Ten Questions To Ask At Your Next Townhall
By Jessie Gibbons, Legislative Assistant
Members of Congress have adjourned for a month-long recess, and most of them will be busy preparing for the upcoming elections by hosting town hall meetings and attending local events in their home states and districts. We encourage our members and supporters to attend these events, as they present excellent opportunities for constituents to make their voices heard. To best be prepared, it's a good idea to jot down some questions that you would like to ask your elected officials. Below are ten examples - feel free to take them with you to your next town hall meeting.
1. Research shows that the current Social Security COLA does not accurately represent the inflation that seniors experience. Do you support basing the COLA on an index specifically for the elderly?
2. Seniors have lost more than 30% of their purchasing power since 2000. Do you support the adoption of the "chained" CPI for the calculation of COLAs, which would put the purchasing power of Social Security benefits even further behind?
3. The Social Security Disability Insurance Trust Fund is projected to become depleted in just two or three years. What do you feel should be done to restore this program's solvency?
4. The Social Security Trustees project that the Old-Age and Survivors Insurance Trust Fund will become fully exhausted by 2033. Do you think changes are needed, and if so, what?
5. Under current law, noncitizens can qualify for Social Security benefits based on work that was done prior to gaining work authorization, under invalid Social Security numbers. Once they receive green cards, they become entitled to benefits based on prior "illegal" work. If elected, would you support legislation to modify this policy?
6. Many lawmakers feel that major Medicare reform is needed in order to reduce government spending and debt. Do you agree, and if so, what changes do you think must be made?
7. Experts estimate that fraud, waste, and abuse within Medicare costs more than $60 billion each year. What efforts do you support to ramp up prevention?
8. Medicare Advantage plans have faced steep cuts in recent years due to Obamacare, and many enrollees have been forced to change doctors or pay higher out-of-pocket costs as a result. What will you do to address this issue?
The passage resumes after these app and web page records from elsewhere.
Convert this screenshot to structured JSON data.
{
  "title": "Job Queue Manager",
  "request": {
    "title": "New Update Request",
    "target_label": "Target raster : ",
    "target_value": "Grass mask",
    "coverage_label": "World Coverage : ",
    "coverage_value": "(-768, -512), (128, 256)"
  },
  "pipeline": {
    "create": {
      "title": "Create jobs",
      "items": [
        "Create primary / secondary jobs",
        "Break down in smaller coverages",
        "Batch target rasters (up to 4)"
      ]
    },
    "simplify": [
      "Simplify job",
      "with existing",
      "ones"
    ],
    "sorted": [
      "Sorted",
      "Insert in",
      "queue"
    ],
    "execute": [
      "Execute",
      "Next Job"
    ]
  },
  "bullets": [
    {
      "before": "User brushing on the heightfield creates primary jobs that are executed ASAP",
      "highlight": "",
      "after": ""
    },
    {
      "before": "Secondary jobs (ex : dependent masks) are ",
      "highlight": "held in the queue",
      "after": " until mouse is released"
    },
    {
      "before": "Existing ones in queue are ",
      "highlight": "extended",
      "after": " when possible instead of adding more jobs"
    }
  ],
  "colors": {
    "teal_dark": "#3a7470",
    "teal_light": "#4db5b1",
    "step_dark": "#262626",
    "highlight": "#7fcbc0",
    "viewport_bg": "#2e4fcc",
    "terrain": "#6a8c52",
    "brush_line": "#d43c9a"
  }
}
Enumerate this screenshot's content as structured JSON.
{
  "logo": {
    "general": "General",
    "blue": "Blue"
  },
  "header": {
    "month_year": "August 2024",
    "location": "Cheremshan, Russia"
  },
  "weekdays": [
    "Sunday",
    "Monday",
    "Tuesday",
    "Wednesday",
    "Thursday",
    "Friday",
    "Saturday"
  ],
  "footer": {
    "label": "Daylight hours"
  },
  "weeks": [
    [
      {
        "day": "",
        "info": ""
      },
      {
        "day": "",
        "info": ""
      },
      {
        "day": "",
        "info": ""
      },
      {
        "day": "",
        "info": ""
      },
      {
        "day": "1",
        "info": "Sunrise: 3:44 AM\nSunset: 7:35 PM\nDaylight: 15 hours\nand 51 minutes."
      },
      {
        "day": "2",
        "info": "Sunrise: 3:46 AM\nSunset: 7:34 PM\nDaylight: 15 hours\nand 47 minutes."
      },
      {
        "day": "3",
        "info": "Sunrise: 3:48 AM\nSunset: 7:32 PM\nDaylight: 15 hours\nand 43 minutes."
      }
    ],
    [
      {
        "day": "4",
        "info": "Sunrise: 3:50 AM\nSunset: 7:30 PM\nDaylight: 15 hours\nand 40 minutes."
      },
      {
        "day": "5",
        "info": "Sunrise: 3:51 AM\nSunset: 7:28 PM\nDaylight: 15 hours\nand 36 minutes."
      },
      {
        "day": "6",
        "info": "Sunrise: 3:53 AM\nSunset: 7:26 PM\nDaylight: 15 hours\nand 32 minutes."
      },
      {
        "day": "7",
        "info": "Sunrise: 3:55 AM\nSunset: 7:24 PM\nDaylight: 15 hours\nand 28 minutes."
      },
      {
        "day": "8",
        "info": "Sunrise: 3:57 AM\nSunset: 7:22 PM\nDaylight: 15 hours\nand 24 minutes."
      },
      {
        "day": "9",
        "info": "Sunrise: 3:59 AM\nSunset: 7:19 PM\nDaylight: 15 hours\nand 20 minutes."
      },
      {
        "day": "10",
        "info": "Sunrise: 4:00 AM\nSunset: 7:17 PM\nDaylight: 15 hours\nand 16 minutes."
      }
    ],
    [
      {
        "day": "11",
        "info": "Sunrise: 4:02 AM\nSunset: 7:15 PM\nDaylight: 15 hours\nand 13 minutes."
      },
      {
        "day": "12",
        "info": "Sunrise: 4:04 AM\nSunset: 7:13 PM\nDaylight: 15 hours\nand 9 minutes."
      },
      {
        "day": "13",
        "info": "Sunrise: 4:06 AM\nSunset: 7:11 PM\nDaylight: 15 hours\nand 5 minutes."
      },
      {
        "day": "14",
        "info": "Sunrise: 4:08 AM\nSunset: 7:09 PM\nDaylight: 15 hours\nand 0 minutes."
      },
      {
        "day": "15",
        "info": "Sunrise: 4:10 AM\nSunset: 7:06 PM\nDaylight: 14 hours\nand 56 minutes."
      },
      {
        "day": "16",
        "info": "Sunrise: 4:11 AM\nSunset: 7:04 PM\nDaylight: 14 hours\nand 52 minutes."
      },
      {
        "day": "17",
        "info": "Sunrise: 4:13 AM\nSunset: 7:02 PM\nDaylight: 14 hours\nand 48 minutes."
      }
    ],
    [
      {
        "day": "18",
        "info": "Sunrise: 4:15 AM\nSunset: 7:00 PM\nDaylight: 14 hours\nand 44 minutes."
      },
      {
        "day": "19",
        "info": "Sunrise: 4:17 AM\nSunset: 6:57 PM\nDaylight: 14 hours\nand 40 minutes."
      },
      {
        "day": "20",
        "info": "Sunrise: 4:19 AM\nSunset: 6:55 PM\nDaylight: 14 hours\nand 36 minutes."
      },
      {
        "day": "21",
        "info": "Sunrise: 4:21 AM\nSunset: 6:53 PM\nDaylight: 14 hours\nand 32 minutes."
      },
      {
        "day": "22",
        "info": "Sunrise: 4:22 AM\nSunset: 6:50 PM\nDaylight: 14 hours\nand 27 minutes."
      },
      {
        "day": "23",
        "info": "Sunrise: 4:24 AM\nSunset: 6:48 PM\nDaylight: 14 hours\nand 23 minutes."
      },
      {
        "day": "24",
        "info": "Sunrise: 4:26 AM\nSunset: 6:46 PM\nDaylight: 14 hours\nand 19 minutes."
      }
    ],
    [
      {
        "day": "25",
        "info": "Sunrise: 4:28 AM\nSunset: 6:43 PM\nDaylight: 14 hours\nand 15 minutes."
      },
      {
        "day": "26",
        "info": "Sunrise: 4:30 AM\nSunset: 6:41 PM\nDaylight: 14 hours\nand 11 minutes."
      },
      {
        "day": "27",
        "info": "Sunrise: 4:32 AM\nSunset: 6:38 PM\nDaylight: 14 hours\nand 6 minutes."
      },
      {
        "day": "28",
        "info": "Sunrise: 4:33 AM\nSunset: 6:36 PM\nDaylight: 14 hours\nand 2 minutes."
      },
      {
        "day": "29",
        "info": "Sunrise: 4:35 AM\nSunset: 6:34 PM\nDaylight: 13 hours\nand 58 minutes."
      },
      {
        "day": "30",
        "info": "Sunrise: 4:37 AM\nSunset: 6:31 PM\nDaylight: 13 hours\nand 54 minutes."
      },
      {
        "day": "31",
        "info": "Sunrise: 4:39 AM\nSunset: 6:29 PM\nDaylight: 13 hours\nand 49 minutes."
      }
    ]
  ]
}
9. In recent years, many doctors have stopped accepting seniors as patients out of frustration with the faulty Medicare payment system. If elected, will you work to repeal and replace the sustainable growth rate formula once and for all?
10. Many seniors under the age of sixty-five have said that the insurance options available to them under Obamacare are too few and too costly, even with subsidies. What do you feel should be done about this?